--- Records for this task ---

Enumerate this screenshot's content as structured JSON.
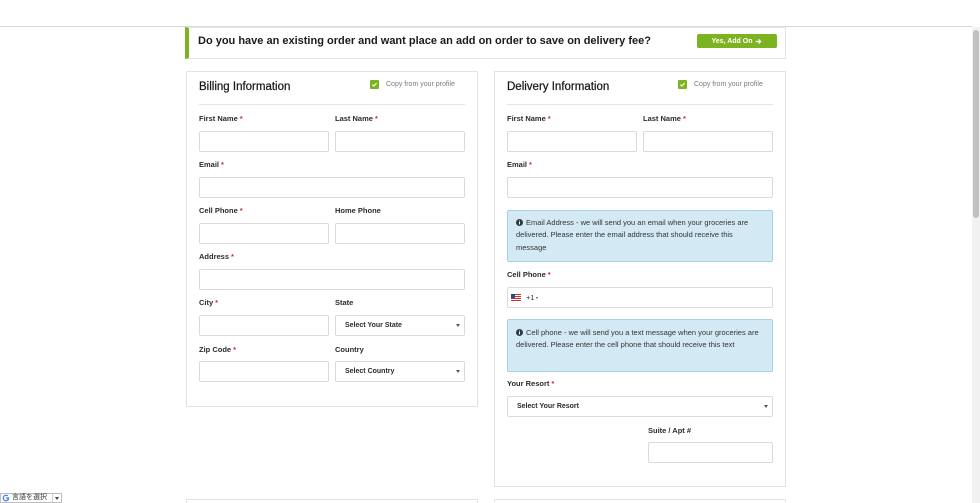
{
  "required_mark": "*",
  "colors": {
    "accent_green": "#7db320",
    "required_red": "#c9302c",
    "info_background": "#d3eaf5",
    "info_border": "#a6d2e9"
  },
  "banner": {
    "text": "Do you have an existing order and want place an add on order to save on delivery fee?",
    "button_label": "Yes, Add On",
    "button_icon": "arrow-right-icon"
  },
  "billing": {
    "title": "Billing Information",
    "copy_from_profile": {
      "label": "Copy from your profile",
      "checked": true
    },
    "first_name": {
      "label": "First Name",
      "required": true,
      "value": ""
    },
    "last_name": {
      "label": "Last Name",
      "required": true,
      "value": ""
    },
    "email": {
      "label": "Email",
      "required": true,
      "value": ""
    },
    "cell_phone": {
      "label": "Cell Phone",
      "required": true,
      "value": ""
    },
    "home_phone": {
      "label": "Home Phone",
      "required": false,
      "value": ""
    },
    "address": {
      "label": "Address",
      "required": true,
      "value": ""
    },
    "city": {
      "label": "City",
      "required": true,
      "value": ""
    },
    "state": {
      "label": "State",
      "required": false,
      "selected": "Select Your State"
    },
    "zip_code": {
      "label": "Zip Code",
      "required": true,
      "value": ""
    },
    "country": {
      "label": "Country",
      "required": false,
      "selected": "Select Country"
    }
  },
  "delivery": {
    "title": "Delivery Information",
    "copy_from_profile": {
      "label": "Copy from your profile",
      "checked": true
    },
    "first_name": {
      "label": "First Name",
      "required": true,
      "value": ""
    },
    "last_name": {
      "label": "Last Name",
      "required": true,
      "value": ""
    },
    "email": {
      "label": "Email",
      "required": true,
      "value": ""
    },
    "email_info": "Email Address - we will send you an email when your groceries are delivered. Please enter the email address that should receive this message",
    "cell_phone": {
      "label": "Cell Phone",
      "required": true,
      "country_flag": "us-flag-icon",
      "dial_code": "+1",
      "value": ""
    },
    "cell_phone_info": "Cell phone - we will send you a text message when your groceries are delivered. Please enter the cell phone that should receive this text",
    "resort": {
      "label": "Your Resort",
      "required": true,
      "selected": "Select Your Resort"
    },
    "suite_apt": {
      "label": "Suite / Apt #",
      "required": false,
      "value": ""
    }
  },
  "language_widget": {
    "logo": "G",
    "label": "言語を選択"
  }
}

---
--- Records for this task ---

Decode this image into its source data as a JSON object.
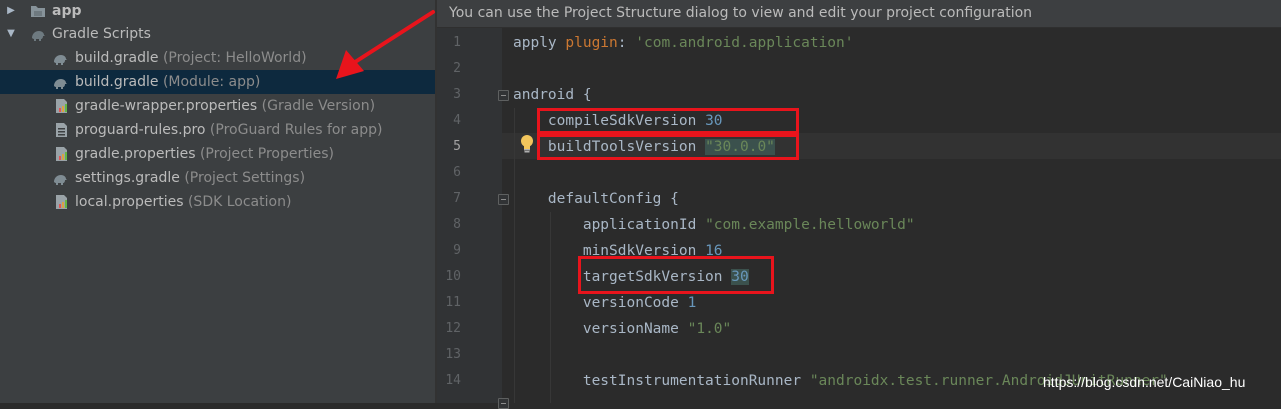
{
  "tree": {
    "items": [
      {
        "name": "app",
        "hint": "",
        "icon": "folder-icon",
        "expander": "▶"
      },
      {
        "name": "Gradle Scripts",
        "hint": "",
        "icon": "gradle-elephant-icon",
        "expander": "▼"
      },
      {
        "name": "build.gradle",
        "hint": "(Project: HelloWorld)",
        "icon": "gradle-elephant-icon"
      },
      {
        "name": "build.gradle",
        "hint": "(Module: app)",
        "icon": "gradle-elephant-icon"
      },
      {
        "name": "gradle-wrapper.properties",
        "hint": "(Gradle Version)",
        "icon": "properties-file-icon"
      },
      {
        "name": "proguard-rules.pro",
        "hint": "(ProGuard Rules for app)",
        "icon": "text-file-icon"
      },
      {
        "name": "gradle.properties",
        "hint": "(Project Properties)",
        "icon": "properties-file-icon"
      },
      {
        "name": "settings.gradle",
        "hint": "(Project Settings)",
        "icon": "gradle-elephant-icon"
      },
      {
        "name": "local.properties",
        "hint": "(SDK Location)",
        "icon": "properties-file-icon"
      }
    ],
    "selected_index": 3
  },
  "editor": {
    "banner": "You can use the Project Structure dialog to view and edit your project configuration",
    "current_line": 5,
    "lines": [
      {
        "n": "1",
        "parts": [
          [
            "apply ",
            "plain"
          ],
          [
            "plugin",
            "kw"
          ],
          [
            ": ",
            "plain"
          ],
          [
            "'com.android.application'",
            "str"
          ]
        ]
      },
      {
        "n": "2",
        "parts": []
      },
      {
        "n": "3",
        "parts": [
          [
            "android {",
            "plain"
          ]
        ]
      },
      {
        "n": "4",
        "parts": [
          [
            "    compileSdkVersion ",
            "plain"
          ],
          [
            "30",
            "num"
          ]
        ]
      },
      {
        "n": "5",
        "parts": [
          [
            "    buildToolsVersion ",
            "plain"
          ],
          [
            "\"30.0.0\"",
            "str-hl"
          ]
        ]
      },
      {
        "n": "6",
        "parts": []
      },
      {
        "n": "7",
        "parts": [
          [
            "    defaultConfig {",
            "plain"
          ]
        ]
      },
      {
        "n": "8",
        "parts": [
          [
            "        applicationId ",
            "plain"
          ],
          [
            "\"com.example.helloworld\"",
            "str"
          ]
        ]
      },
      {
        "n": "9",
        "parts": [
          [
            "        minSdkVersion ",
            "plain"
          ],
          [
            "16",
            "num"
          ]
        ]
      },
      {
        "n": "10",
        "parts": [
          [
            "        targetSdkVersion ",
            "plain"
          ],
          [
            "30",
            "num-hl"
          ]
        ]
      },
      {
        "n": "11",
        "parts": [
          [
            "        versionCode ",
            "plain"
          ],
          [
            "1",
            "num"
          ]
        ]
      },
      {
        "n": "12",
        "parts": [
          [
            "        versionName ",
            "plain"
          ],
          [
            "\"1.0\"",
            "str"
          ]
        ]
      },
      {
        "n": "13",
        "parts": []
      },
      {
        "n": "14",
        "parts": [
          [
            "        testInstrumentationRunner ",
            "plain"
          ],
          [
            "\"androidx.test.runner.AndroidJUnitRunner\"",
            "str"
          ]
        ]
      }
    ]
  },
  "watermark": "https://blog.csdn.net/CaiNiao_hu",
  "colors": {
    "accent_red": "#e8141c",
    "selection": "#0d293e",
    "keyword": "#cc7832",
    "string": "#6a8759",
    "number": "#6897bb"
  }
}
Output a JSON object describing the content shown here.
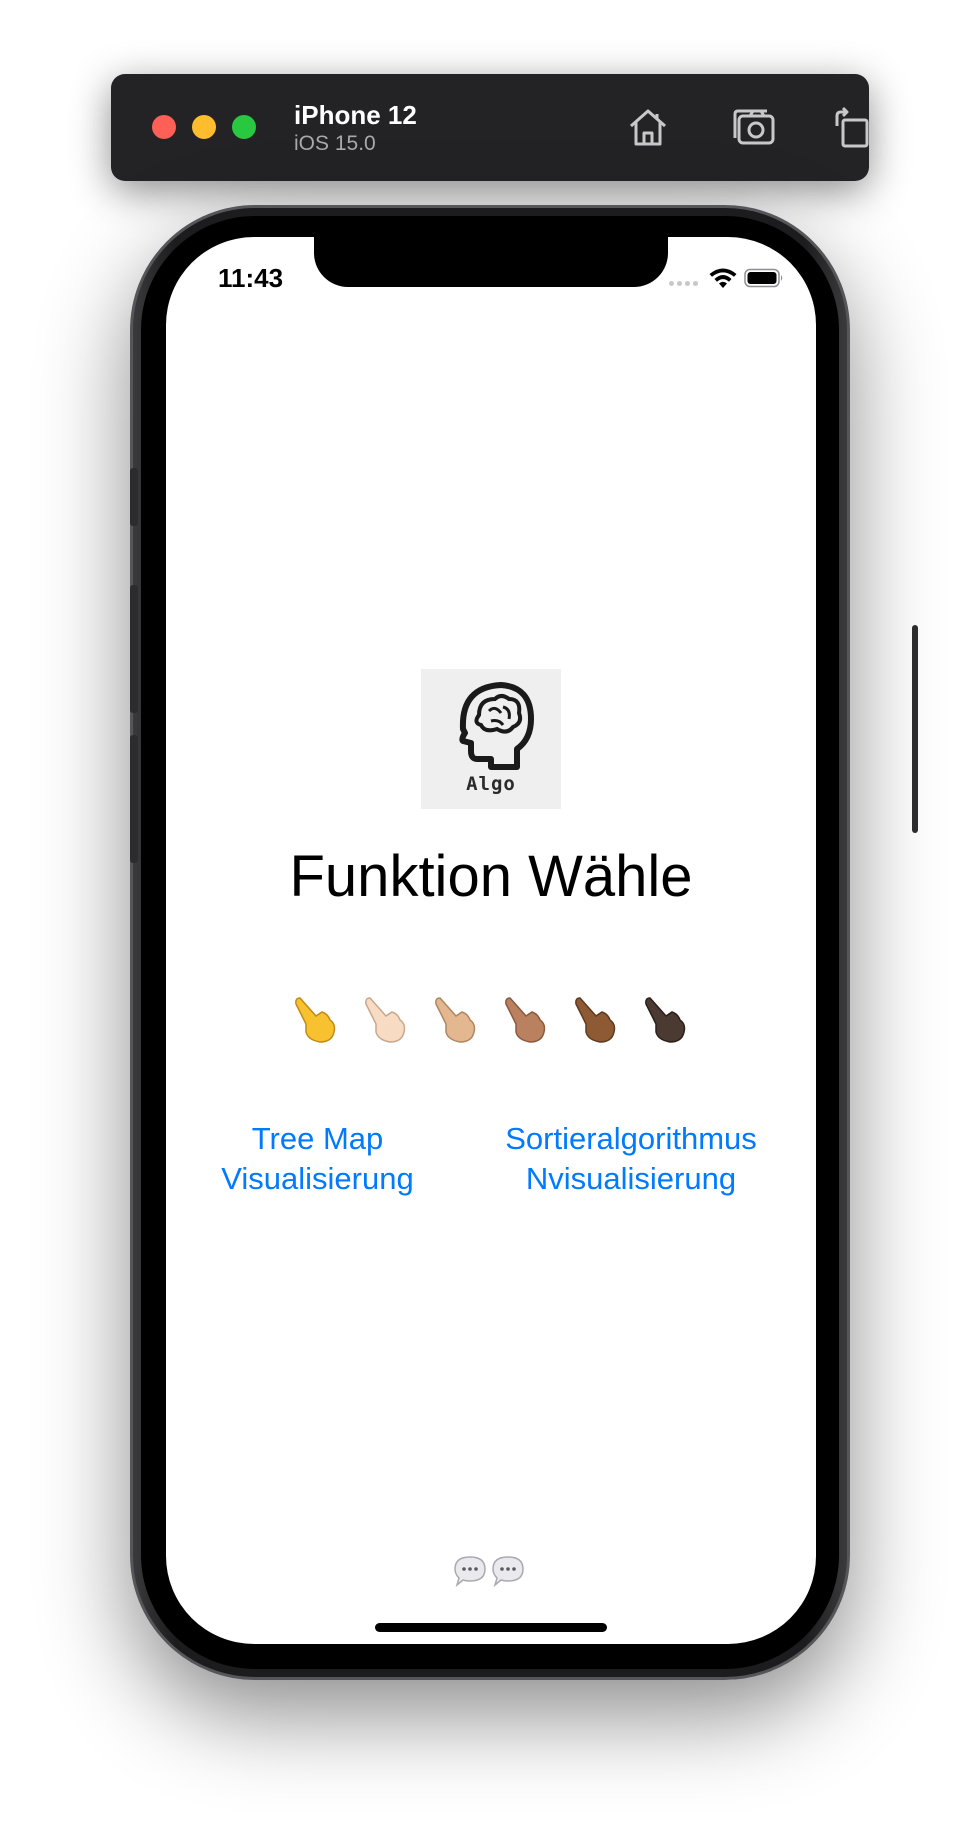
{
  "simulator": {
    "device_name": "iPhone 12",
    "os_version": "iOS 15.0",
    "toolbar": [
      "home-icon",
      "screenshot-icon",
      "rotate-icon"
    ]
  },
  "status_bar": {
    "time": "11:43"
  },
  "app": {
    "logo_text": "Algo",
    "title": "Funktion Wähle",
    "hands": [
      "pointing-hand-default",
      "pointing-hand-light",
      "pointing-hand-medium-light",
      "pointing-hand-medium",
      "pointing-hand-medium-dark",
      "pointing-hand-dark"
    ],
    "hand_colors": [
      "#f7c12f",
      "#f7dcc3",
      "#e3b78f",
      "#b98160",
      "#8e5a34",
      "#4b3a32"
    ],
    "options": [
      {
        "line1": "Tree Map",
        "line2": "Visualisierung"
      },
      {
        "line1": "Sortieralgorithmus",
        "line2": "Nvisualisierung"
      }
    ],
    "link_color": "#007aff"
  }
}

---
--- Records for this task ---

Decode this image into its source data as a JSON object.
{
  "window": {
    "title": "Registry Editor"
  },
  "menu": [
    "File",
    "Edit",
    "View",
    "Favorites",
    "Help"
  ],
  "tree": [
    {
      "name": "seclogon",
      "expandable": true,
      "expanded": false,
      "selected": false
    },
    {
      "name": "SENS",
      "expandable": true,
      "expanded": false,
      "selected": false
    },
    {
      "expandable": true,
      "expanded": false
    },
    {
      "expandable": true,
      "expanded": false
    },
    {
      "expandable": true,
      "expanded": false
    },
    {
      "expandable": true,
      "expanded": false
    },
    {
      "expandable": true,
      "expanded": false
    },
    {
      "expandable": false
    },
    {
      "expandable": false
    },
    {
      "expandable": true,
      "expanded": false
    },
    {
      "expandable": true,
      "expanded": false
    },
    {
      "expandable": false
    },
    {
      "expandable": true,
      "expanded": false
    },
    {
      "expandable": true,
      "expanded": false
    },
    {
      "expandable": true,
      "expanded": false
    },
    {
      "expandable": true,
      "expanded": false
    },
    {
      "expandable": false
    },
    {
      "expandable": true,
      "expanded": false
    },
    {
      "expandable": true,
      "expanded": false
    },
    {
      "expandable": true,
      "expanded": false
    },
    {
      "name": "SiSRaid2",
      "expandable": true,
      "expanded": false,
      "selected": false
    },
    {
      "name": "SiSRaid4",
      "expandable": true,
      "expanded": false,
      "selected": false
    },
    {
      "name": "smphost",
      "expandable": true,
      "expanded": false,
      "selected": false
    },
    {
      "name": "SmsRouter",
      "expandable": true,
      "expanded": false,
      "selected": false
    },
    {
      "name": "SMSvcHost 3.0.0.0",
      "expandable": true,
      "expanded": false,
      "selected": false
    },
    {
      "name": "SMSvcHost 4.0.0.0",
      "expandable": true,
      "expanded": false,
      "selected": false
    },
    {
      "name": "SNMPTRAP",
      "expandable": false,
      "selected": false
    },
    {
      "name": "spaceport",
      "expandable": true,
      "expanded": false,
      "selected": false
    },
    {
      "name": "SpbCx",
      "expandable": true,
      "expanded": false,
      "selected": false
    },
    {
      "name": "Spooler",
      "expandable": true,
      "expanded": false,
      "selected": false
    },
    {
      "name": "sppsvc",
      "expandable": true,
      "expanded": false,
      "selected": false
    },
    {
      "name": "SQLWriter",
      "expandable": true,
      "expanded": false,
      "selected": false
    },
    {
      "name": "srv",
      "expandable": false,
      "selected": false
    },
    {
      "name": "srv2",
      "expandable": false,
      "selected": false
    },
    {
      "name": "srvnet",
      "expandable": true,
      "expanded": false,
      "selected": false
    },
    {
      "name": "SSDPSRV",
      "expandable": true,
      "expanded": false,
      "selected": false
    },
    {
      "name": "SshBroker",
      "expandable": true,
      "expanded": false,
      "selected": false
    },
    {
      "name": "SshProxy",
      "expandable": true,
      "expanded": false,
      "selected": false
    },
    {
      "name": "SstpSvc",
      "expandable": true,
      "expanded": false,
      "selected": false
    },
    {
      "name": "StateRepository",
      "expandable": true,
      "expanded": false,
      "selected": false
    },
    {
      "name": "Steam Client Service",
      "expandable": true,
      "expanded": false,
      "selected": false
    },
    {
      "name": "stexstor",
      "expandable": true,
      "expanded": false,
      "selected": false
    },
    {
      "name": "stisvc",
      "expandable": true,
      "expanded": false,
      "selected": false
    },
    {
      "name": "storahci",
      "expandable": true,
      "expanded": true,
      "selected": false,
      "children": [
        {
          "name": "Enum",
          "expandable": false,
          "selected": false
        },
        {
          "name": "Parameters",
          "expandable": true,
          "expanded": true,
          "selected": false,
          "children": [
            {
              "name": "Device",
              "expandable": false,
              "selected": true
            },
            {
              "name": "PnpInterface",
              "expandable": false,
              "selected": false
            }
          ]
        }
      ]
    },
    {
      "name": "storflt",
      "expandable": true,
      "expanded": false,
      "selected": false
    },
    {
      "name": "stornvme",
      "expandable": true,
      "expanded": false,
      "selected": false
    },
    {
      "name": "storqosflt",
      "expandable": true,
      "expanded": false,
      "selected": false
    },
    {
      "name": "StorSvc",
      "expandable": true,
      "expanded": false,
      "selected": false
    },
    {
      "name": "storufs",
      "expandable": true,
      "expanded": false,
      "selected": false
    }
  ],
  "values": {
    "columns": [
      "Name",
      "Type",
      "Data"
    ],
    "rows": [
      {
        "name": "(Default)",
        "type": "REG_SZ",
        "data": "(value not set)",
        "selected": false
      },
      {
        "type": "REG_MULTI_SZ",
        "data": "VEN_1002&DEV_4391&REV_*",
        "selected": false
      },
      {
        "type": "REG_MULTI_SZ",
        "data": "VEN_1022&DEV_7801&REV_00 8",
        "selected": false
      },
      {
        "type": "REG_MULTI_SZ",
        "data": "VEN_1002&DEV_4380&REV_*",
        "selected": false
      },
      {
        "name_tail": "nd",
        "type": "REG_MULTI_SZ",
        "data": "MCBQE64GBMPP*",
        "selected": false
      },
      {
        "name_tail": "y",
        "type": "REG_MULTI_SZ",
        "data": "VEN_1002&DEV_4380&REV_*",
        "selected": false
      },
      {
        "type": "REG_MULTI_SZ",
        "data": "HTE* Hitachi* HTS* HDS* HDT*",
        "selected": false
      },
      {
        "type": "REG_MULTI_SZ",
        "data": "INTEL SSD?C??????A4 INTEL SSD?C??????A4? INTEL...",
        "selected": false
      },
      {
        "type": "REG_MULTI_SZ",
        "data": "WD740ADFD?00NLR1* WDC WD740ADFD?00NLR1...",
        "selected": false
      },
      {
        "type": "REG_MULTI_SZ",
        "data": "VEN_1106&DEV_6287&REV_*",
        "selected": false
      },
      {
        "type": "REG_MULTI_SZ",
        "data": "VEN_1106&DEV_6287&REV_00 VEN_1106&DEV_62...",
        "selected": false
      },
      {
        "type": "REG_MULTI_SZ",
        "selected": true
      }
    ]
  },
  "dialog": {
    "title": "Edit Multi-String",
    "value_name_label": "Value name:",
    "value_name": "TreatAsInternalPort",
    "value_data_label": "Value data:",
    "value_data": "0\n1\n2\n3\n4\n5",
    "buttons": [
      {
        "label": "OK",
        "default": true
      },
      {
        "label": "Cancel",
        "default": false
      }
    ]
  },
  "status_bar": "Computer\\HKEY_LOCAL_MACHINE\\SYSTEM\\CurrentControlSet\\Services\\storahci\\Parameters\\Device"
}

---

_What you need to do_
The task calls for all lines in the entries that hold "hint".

_Written response_
        "hint": "",
        "hint": "",
        "hint": "(Project: HelloWorld)",
        "hint": "(Module: app)",
        "hint": "(Gradle Version)",
        "hint": "(ProGuard Rules for app)",
        "hint": "(Project Properties)",
        "hint": "(Project Settings)",
        "hint": "(SDK Location)",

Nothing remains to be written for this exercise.